EXERCISE DETAILS ▸ Below are the records; copy every line in them that holds the string "clipboard".

GIVEN DATA ▸
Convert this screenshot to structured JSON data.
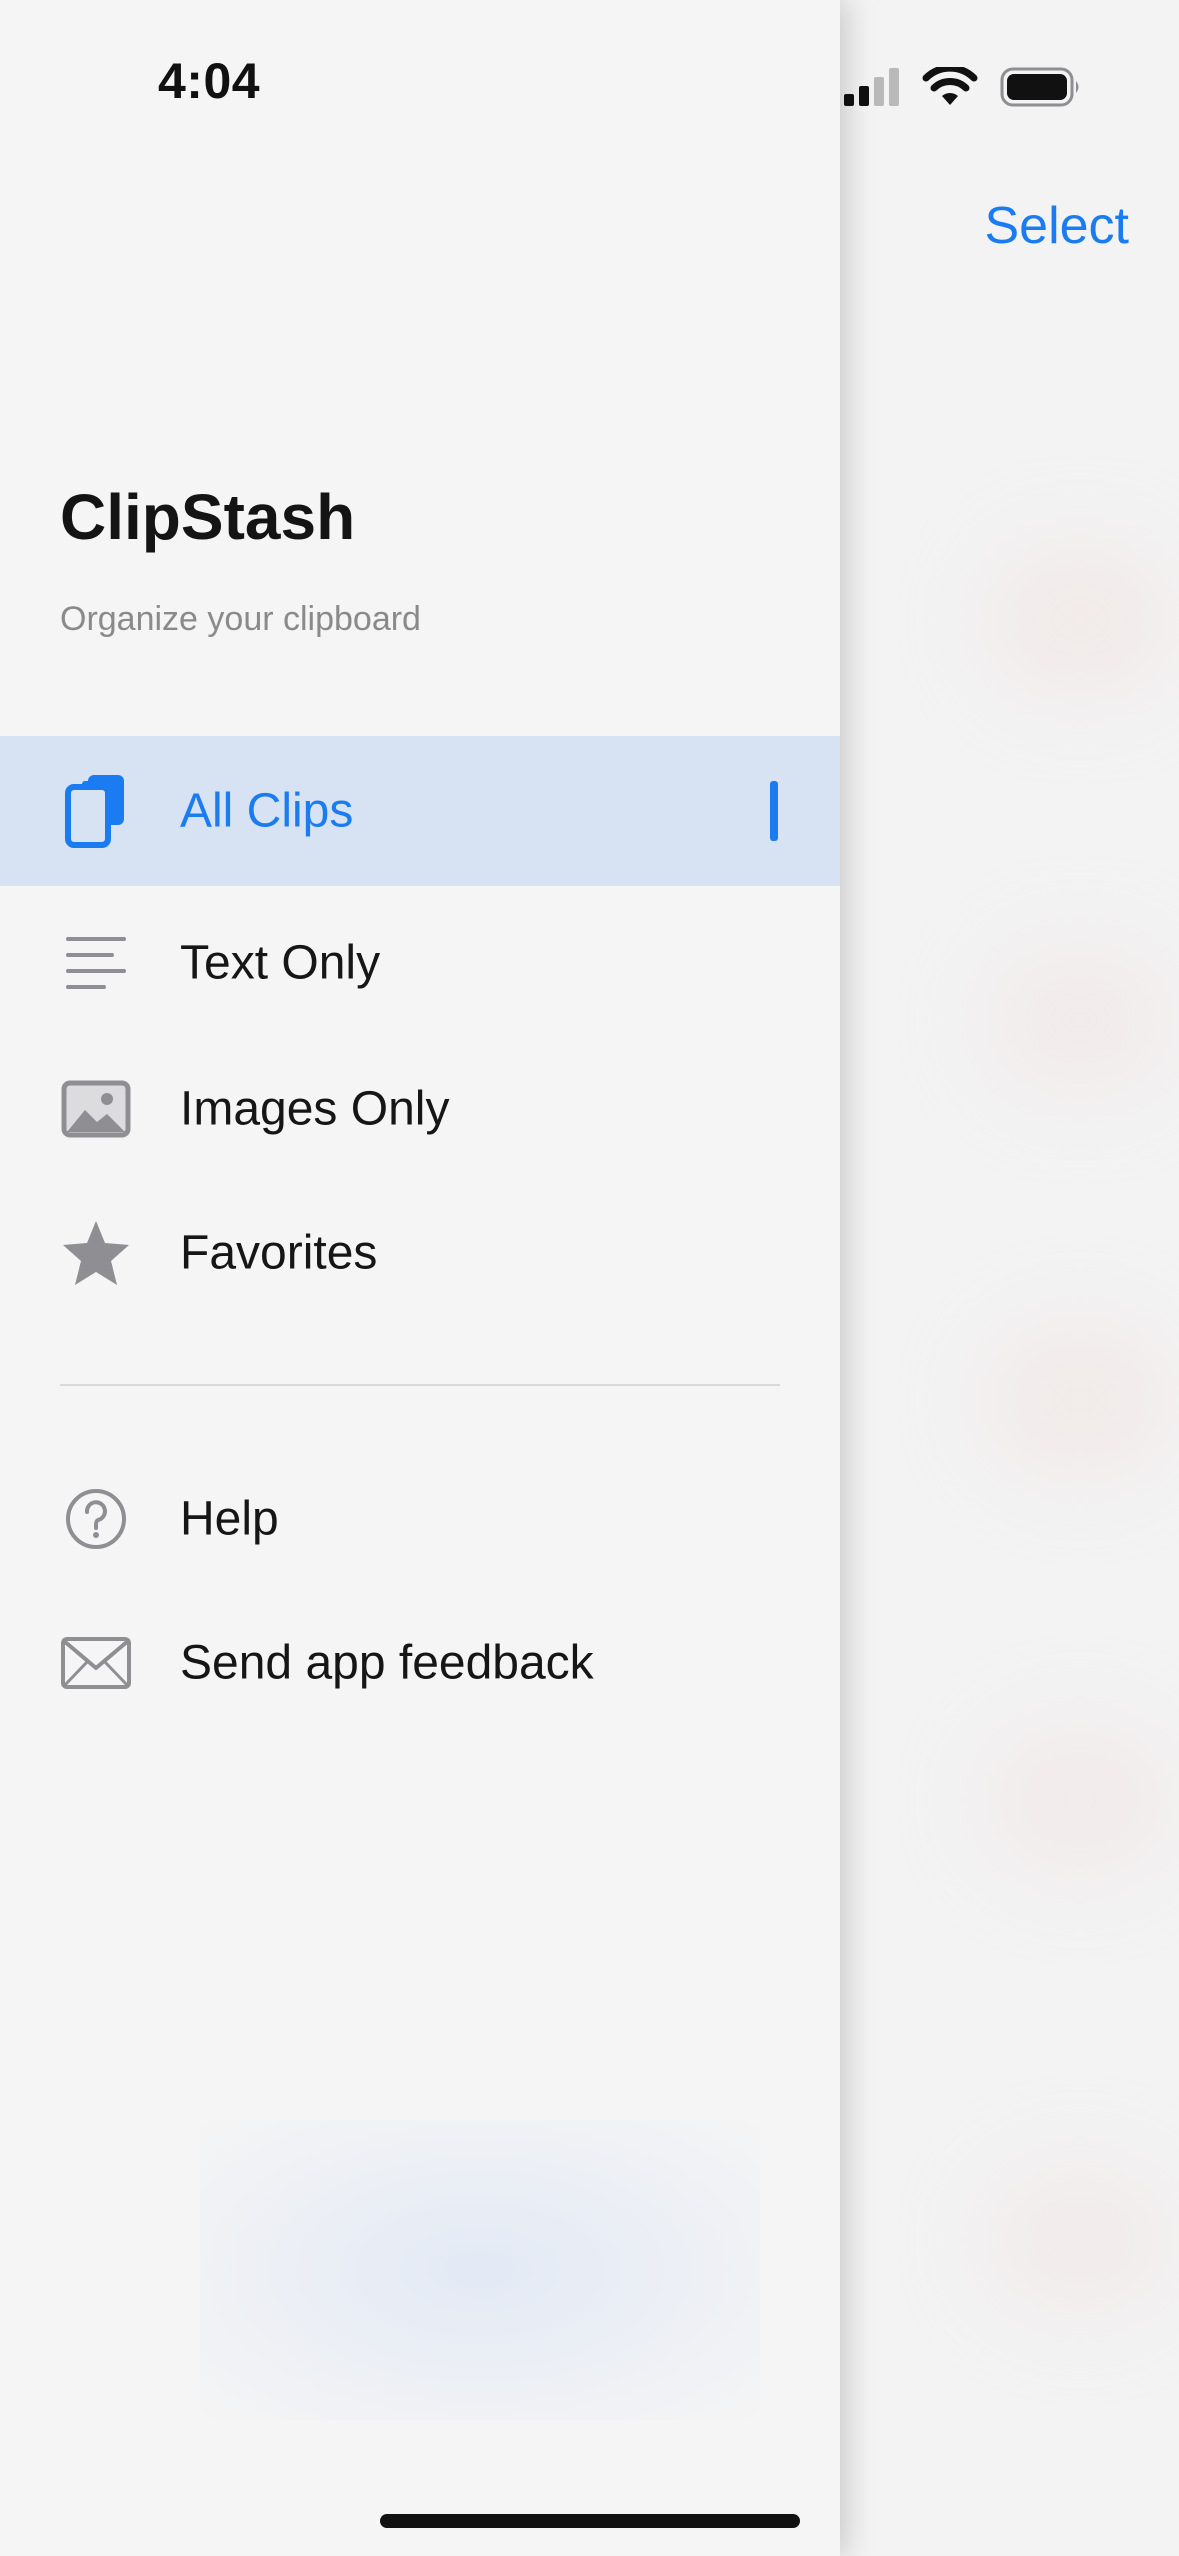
{
  "status_bar": {
    "time": "4:04"
  },
  "background_screen": {
    "select_label": "Select"
  },
  "drawer": {
    "title": "ClipStash",
    "subtitle": "Organize your clipboard",
    "primary_items": [
      {
        "label": "All Clips",
        "icon": "clipboard-icon",
        "active": true
      },
      {
        "label": "Text Only",
        "icon": "text-lines-icon",
        "active": false
      },
      {
        "label": "Images Only",
        "icon": "image-icon",
        "active": false
      },
      {
        "label": "Favorites",
        "icon": "star-icon",
        "active": false
      }
    ],
    "secondary_items": [
      {
        "label": "Help",
        "icon": "help-circle-icon"
      },
      {
        "label": "Send app feedback",
        "icon": "envelope-icon"
      }
    ]
  },
  "colors": {
    "accent": "#1a7cf0",
    "active_row": "#d7e3f2",
    "icon_gray": "#8e8e93",
    "text": "#161616",
    "subtitle": "#8a8a8a"
  }
}
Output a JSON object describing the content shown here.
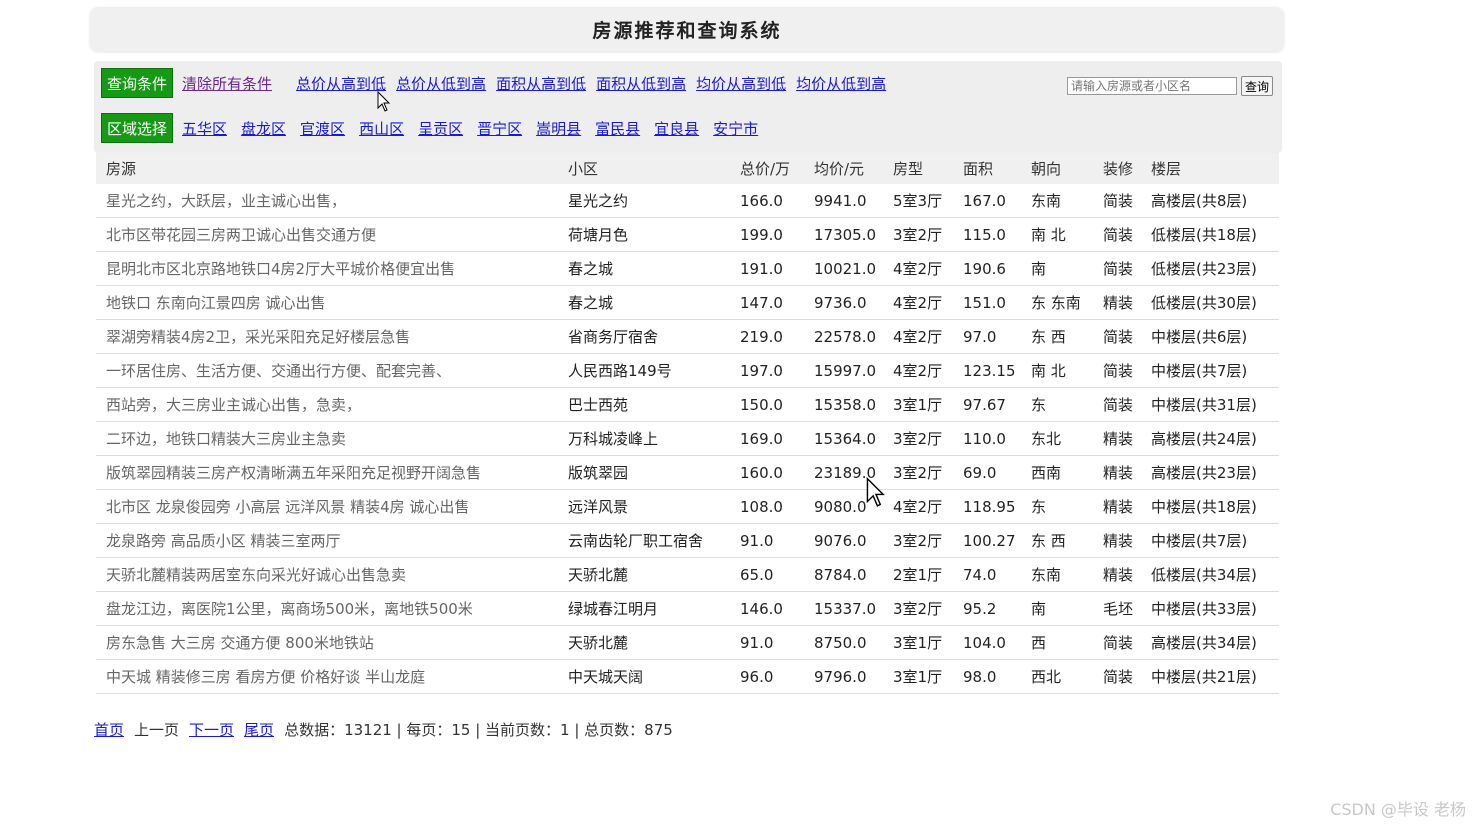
{
  "header": {
    "title": "房源推荐和查询系统"
  },
  "filters": {
    "query_tag": "查询条件",
    "clear_all": "清除所有条件",
    "sort_links": [
      "总价从高到低",
      "总价从低到高",
      "面积从高到低",
      "面积从低到高",
      "均价从高到低",
      "均价从低到高"
    ],
    "region_tag": "区域选择",
    "regions": [
      "五华区",
      "盘龙区",
      "官渡区",
      "西山区",
      "呈贡区",
      "晋宁区",
      "嵩明县",
      "富民县",
      "宜良县",
      "安宁市"
    ],
    "search_placeholder": "请输入房源或者小区名",
    "search_button": "查询"
  },
  "table": {
    "headers": [
      "房源",
      "小区",
      "总价/万",
      "均价/元",
      "房型",
      "面积",
      "朝向",
      "装修",
      "楼层"
    ],
    "rows": [
      [
        "星光之约，大跃层，业主诚心出售，",
        "星光之约",
        "166.0",
        "9941.0",
        "5室3厅",
        "167.0",
        "东南",
        "简装",
        "高楼层(共8层)"
      ],
      [
        "北市区带花园三房两卫诚心出售交通方便",
        "荷塘月色",
        "199.0",
        "17305.0",
        "3室2厅",
        "115.0",
        "南 北",
        "简装",
        "低楼层(共18层)"
      ],
      [
        "昆明北市区北京路地铁口4房2厅大平城价格便宜出售",
        "春之城",
        "191.0",
        "10021.0",
        "4室2厅",
        "190.6",
        "南",
        "简装",
        "低楼层(共23层)"
      ],
      [
        "地铁口 东南向江景四房 诚心出售",
        "春之城",
        "147.0",
        "9736.0",
        "4室2厅",
        "151.0",
        "东 东南",
        "精装",
        "低楼层(共30层)"
      ],
      [
        "翠湖旁精装4房2卫，采光采阳充足好楼层急售",
        "省商务厅宿舍",
        "219.0",
        "22578.0",
        "4室2厅",
        "97.0",
        "东 西",
        "简装",
        "中楼层(共6层)"
      ],
      [
        "一环居住房、生活方便、交通出行方便、配套完善、",
        "人民西路149号",
        "197.0",
        "15997.0",
        "4室2厅",
        "123.15",
        "南 北",
        "简装",
        "中楼层(共7层)"
      ],
      [
        "西站旁，大三房业主诚心出售，急卖，",
        "巴士西苑",
        "150.0",
        "15358.0",
        "3室1厅",
        "97.67",
        "东",
        "简装",
        "中楼层(共31层)"
      ],
      [
        "二环边，地铁口精装大三房业主急卖",
        "万科城凌峰上",
        "169.0",
        "15364.0",
        "3室2厅",
        "110.0",
        "东北",
        "精装",
        "高楼层(共24层)"
      ],
      [
        "版筑翠园精装三房产权清晰满五年采阳充足视野开阔急售",
        "版筑翠园",
        "160.0",
        "23189.0",
        "3室2厅",
        "69.0",
        "西南",
        "精装",
        "高楼层(共23层)"
      ],
      [
        "北市区 龙泉俊园旁 小高层 远洋风景 精装4房 诚心出售",
        "远洋风景",
        "108.0",
        "9080.0",
        "4室2厅",
        "118.95",
        "东",
        "精装",
        "中楼层(共18层)"
      ],
      [
        "龙泉路旁 高品质小区 精装三室两厅",
        "云南齿轮厂职工宿舍",
        "91.0",
        "9076.0",
        "3室2厅",
        "100.27",
        "东 西",
        "精装",
        "中楼层(共7层)"
      ],
      [
        "天骄北麓精装两居室东向采光好诚心出售急卖",
        "天骄北麓",
        "65.0",
        "8784.0",
        "2室1厅",
        "74.0",
        "东南",
        "精装",
        "低楼层(共34层)"
      ],
      [
        "盘龙江边，离医院1公里，离商场500米，离地铁500米",
        "绿城春江明月",
        "146.0",
        "15337.0",
        "3室2厅",
        "95.2",
        "南",
        "毛坯",
        "中楼层(共33层)"
      ],
      [
        "房东急售 大三房 交通方便 800米地铁站",
        "天骄北麓",
        "91.0",
        "8750.0",
        "3室1厅",
        "104.0",
        "西",
        "简装",
        "高楼层(共34层)"
      ],
      [
        "中天城 精装修三房 看房方便 价格好谈 半山龙庭",
        "中天城天阔",
        "96.0",
        "9796.0",
        "3室1厅",
        "98.0",
        "西北",
        "简装",
        "中楼层(共21层)"
      ]
    ]
  },
  "pagination": {
    "first": "首页",
    "prev": "上一页",
    "next": "下一页",
    "last": "尾页",
    "summary": "总数据：13121 | 每页：15 | 当前页数：1 | 总页数：875"
  },
  "watermark": "CSDN @毕设 老杨",
  "colors": {
    "tag_green": "#169a16",
    "link_blue": "#1a1ad4",
    "visited_purple": "#6a2a8a",
    "panel_gray": "#eeeeee"
  },
  "icons": {
    "cursor": "mouse-pointer-icon"
  }
}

TASK RESPONSE ▸
    "subtitle": "Organize your clipboard",
        "icon": "clipboard-icon",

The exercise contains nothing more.